_WHAT TO DO:_ Whenever a line of the entries below holds the string "Windows", copy that line and return it.

============================================================

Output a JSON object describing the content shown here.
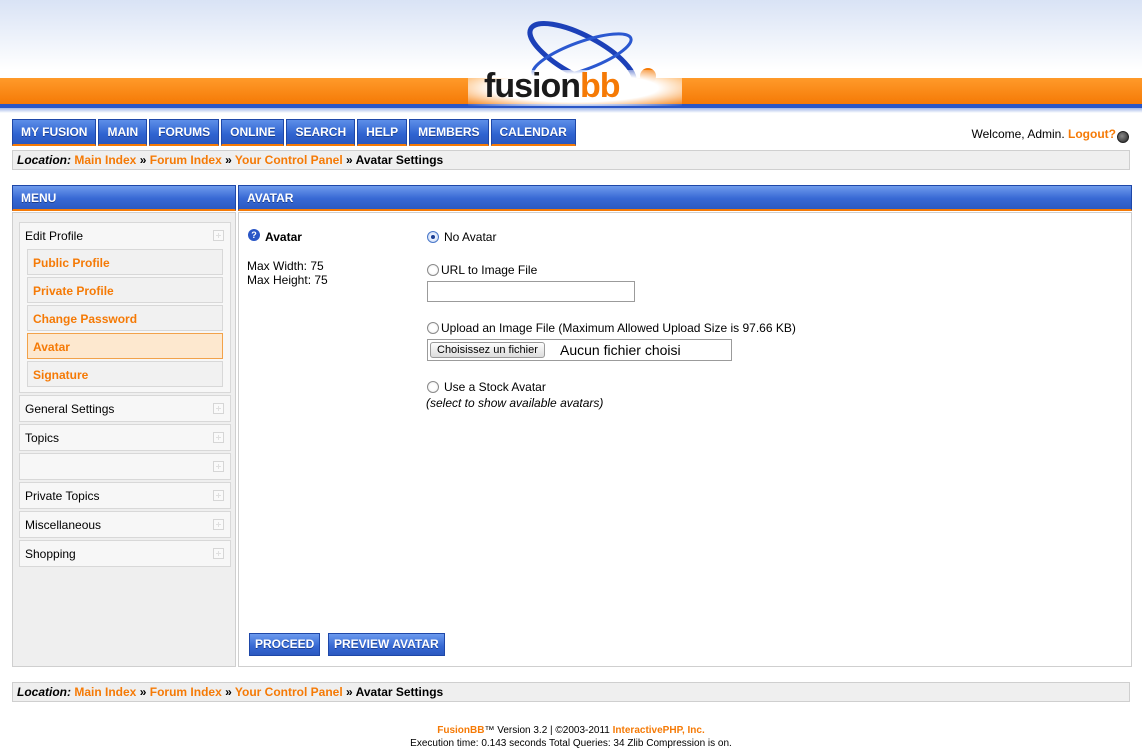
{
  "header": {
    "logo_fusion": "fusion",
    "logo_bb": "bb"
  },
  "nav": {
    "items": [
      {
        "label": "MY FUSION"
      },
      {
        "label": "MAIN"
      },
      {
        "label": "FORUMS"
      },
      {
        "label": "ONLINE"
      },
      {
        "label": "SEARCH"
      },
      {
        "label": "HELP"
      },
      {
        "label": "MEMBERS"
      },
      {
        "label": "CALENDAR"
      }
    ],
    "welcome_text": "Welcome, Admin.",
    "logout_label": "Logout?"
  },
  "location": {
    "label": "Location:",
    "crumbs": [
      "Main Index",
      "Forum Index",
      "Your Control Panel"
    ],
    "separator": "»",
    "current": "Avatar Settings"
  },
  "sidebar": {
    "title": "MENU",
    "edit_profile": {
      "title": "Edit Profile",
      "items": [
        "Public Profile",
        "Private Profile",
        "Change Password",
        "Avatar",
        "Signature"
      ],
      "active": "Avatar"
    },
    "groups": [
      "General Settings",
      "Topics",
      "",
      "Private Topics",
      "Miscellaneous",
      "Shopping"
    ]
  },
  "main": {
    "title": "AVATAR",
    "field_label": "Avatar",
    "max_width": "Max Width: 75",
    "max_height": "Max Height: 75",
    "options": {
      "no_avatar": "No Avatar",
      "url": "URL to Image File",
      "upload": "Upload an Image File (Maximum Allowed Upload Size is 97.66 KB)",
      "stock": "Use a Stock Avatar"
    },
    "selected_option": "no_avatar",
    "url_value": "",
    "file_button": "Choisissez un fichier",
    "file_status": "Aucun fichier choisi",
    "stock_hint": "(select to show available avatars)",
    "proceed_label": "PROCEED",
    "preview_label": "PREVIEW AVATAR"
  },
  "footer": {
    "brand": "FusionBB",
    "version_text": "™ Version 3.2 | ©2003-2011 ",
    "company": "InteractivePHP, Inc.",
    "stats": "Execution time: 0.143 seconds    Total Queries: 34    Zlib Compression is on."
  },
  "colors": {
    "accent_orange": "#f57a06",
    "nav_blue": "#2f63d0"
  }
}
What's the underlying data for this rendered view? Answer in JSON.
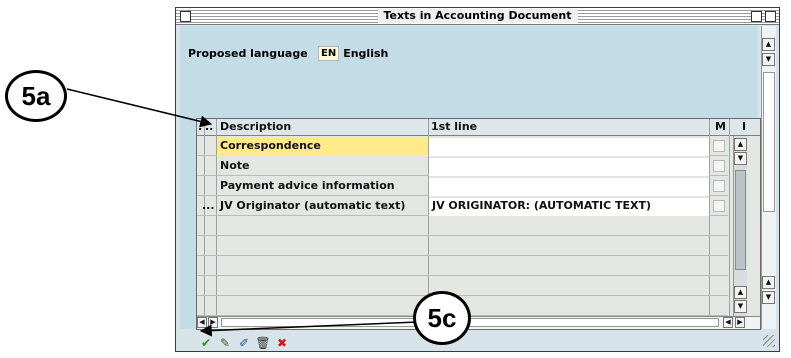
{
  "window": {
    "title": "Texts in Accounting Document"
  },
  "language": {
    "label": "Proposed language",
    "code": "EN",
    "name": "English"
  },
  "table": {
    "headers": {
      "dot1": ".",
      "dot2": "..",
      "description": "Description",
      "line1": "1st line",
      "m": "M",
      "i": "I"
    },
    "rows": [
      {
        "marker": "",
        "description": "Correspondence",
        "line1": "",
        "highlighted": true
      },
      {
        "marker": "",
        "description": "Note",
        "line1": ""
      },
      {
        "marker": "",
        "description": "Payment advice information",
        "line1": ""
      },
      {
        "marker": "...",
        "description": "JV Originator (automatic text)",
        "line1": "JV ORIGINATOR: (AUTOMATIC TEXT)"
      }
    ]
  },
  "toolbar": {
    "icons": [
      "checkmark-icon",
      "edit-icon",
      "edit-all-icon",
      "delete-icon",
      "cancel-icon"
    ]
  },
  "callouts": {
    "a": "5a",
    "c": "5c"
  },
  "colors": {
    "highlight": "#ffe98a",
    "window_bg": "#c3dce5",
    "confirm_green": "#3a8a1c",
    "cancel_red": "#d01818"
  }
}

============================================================

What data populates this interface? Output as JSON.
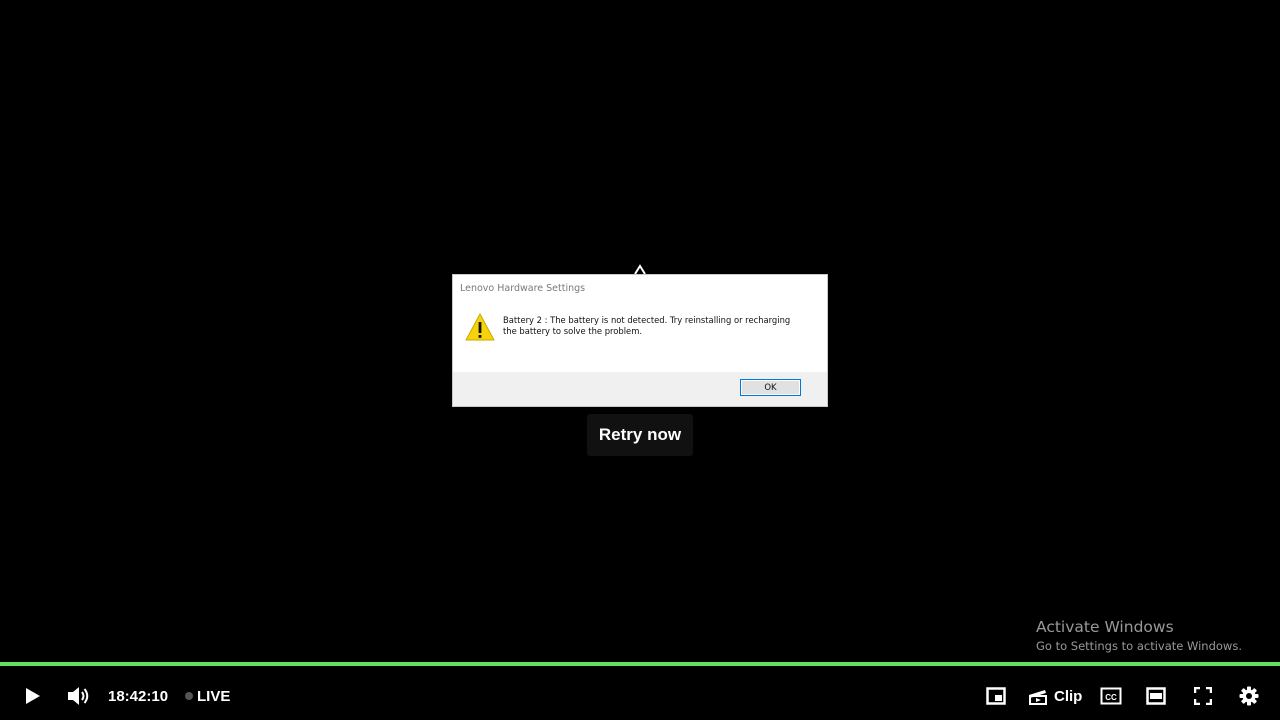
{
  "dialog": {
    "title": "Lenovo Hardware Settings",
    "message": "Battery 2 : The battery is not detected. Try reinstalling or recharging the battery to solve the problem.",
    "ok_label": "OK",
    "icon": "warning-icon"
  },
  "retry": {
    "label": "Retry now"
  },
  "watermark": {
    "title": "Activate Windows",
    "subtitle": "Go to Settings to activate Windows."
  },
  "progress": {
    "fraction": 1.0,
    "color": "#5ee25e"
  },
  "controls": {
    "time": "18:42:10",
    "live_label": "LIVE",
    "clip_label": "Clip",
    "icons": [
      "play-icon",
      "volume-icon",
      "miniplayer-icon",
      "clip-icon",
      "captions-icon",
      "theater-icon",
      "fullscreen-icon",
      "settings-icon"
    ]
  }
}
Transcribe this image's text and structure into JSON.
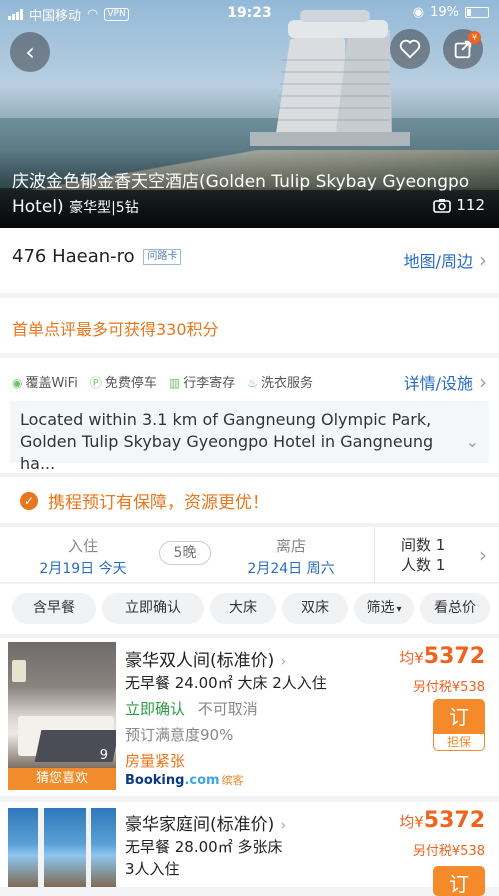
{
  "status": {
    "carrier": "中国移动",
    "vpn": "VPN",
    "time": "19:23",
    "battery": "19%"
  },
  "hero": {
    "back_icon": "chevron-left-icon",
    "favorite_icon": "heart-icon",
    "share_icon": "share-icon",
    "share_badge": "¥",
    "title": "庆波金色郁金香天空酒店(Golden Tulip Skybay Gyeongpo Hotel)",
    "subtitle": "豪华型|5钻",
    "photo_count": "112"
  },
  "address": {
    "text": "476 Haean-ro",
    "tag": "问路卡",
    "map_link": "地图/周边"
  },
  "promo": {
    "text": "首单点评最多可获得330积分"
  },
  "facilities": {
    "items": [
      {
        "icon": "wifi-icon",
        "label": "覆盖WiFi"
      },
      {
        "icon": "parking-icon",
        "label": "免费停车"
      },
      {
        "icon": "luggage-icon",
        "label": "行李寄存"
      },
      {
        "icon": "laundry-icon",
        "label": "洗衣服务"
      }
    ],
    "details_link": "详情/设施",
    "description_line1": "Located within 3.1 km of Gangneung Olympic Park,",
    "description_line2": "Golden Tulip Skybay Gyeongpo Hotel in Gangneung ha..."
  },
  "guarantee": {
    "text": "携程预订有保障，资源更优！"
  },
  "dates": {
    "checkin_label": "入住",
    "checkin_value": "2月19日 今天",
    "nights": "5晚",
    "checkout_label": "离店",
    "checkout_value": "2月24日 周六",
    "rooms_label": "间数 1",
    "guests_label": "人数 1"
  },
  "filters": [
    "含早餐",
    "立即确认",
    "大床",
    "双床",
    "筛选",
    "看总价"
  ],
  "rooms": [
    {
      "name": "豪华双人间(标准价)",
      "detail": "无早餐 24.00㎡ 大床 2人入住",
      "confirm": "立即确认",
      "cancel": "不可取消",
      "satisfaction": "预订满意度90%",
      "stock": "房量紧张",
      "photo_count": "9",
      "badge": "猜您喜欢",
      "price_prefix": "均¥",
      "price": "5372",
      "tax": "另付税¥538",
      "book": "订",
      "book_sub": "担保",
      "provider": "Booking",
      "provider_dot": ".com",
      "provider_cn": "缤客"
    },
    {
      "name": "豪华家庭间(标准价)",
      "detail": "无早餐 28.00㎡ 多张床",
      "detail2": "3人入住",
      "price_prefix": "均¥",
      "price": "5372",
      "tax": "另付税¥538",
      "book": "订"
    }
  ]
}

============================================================

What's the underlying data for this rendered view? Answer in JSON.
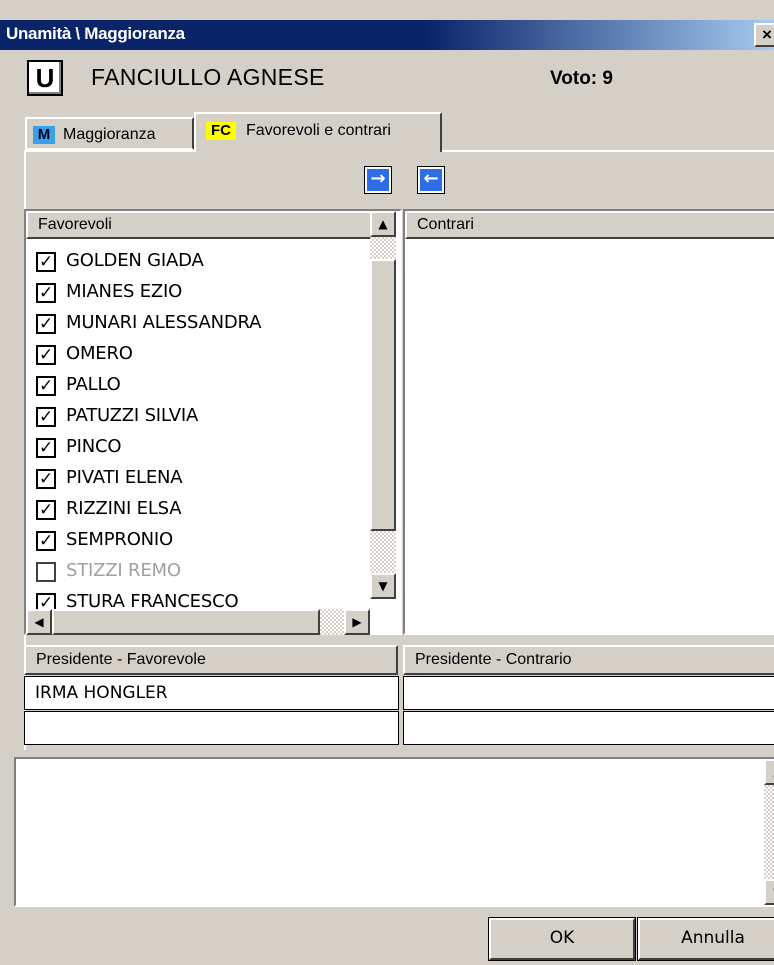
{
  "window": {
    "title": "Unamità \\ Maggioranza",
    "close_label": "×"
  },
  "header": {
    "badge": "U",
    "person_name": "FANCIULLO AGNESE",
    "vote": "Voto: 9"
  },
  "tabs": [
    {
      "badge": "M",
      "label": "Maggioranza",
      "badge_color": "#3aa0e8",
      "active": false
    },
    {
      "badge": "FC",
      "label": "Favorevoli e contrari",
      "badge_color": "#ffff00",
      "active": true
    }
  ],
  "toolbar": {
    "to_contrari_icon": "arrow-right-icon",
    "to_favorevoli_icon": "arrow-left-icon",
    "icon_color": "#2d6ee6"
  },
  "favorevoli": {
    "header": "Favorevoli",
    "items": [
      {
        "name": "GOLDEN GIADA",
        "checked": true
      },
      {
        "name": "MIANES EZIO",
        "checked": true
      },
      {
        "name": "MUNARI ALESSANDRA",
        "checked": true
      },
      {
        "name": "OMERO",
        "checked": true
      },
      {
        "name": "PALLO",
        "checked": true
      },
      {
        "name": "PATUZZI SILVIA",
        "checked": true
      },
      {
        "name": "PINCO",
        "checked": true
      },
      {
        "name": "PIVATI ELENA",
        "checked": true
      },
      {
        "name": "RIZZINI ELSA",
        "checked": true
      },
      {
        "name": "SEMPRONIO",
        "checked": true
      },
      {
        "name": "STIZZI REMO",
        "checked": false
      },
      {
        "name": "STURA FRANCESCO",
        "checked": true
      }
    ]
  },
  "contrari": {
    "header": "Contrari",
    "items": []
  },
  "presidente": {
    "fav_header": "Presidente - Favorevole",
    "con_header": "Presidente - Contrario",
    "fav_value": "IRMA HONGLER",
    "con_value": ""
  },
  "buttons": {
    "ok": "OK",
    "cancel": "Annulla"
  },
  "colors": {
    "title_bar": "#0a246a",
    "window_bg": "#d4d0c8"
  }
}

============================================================

_SOLUTION:_
    "title": "Activate Windows",
    "subtitle": "Go to Settings to activate Windows."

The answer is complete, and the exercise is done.